**Aim of the exercise:**
Restate all of the entries exactly, each line as it stands.

**Supplied material:**

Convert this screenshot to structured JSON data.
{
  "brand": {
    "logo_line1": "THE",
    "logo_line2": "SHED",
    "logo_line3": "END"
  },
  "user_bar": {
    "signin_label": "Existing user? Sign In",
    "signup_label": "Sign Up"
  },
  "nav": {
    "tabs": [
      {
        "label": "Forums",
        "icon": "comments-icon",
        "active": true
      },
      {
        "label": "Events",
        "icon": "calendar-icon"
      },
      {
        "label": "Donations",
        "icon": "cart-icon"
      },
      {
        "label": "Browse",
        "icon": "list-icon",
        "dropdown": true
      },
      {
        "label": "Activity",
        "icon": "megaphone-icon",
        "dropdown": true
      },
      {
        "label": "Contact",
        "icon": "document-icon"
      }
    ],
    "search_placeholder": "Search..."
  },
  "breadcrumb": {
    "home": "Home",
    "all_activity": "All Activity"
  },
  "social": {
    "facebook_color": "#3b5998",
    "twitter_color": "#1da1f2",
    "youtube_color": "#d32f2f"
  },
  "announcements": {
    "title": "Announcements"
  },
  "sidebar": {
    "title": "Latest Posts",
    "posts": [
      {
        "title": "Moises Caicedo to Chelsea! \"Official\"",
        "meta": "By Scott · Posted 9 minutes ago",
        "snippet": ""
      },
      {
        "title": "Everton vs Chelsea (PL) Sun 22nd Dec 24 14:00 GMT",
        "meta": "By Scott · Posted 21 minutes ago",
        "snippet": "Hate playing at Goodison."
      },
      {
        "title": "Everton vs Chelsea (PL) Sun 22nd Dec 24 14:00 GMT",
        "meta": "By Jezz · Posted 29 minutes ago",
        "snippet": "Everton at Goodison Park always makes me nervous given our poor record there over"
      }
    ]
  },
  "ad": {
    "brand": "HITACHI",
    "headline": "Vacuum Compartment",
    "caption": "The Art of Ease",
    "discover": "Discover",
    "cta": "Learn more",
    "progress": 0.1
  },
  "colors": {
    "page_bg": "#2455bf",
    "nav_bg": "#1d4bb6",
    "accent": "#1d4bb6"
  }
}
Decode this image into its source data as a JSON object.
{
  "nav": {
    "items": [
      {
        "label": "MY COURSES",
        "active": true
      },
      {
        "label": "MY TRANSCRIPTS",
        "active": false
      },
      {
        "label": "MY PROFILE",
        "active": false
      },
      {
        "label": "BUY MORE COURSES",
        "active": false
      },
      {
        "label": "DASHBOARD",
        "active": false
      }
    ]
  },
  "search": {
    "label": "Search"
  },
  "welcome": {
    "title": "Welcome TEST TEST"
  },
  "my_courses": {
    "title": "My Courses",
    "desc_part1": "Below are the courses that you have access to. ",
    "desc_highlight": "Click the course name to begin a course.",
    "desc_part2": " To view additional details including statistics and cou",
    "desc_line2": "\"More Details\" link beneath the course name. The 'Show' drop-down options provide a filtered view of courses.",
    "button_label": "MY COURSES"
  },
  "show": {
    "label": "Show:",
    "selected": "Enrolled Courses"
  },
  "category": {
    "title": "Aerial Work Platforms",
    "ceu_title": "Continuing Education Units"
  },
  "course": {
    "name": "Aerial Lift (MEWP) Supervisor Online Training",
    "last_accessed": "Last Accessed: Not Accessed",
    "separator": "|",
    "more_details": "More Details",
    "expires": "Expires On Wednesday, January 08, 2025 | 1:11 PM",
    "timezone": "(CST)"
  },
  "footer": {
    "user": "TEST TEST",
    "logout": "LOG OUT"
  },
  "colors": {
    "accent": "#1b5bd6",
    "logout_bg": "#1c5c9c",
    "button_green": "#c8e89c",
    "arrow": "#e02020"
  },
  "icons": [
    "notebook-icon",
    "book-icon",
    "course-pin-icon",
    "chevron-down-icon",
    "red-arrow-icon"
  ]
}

**Result of the exercise:**
Convert this screenshot to structured JSON data.
{
  "brand": {
    "logo_line1": "THE",
    "logo_line2": "SHED",
    "logo_line3": "END"
  },
  "user_bar": {
    "signin_label": "Existing user? Sign In",
    "signup_label": "Sign Up"
  },
  "nav": {
    "tabs": [
      {
        "label": "Forums",
        "icon": "comments-icon",
        "active": true
      },
      {
        "label": "Events",
        "icon": "calendar-icon"
      },
      {
        "label": "Donations",
        "icon": "cart-icon"
      },
      {
        "label": "Browse",
        "icon": "list-icon",
        "dropdown": true
      },
      {
        "label": "Activity",
        "icon": "megaphone-icon",
        "dropdown": true
      },
      {
        "label": "Contact",
        "icon": "document-icon"
      }
    ],
    "search_placeholder": "Search..."
  },
  "breadcrumb": {
    "home": "Home",
    "all_activity": "All Activity"
  },
  "social": {
    "facebook_color": "#3b5998",
    "twitter_color": "#1da1f2",
    "youtube_color": "#d32f2f"
  },
  "announcements": {
    "title": "Announcements"
  },
  "sidebar": {
    "title": "Latest Posts",
    "posts": [
      {
        "title": "Moises Caicedo to Chelsea! \"Official\"",
        "meta": "By Scott · Posted 9 minutes ago",
        "snippet": ""
      },
      {
        "title": "Everton vs Chelsea (PL) Sun 22nd Dec 24 14:00 GMT",
        "meta": "By Scott · Posted 21 minutes ago",
        "snippet": "Hate playing at Goodison."
      },
      {
        "title": "Everton vs Chelsea (PL) Sun 22nd Dec 24 14:00 GMT",
        "meta": "By Jezz · Posted 29 minutes ago",
        "snippet": "Everton at Goodison Park always makes me nervous given our poor record there over"
      }
    ]
  },
  "ad": {
    "brand": "HITACHI",
    "headline": "Vacuum Compartment",
    "caption": "The Art of Ease",
    "discover": "Discover",
    "cta": "Learn more",
    "progress": 0.1
  },
  "colors": {
    "page_bg": "#2455bf",
    "nav_bg": "#1d4bb6",
    "accent": "#1d4bb6"
  }
}
Decode this image into its source data as a JSON object.
{
  "nav": {
    "items": [
      {
        "label": "MY COURSES",
        "active": true
      },
      {
        "label": "MY TRANSCRIPTS",
        "active": false
      },
      {
        "label": "MY PROFILE",
        "active": false
      },
      {
        "label": "BUY MORE COURSES",
        "active": false
      },
      {
        "label": "DASHBOARD",
        "active": false
      }
    ]
  },
  "search": {
    "label": "Search"
  },
  "welcome": {
    "title": "Welcome TEST TEST"
  },
  "my_courses": {
    "title": "My Courses",
    "desc_part1": "Below are the courses that you have access to. ",
    "desc_highlight": "Click the course name to begin a course.",
    "desc_part2": " To view additional details including statistics and cou",
    "desc_line2": "\"More Details\" link beneath the course name. The 'Show' drop-down options provide a filtered view of courses.",
    "button_label": "MY COURSES"
  },
  "show": {
    "label": "Show:",
    "selected": "Enrolled Courses"
  },
  "category": {
    "title": "Aerial Work Platforms",
    "ceu_title": "Continuing Education Units"
  },
  "course": {
    "name": "Aerial Lift (MEWP) Supervisor Online Training",
    "last_accessed": "Last Accessed: Not Accessed",
    "separator": "|",
    "more_details": "More Details",
    "expires": "Expires On Wednesday, January 08, 2025 | 1:11 PM",
    "timezone": "(CST)"
  },
  "footer": {
    "user": "TEST TEST",
    "logout": "LOG OUT"
  },
  "colors": {
    "accent": "#1b5bd6",
    "logout_bg": "#1c5c9c",
    "button_green": "#c8e89c",
    "arrow": "#e02020"
  },
  "icons": [
    "notebook-icon",
    "book-icon",
    "course-pin-icon",
    "chevron-down-icon",
    "red-arrow-icon"
  ]
}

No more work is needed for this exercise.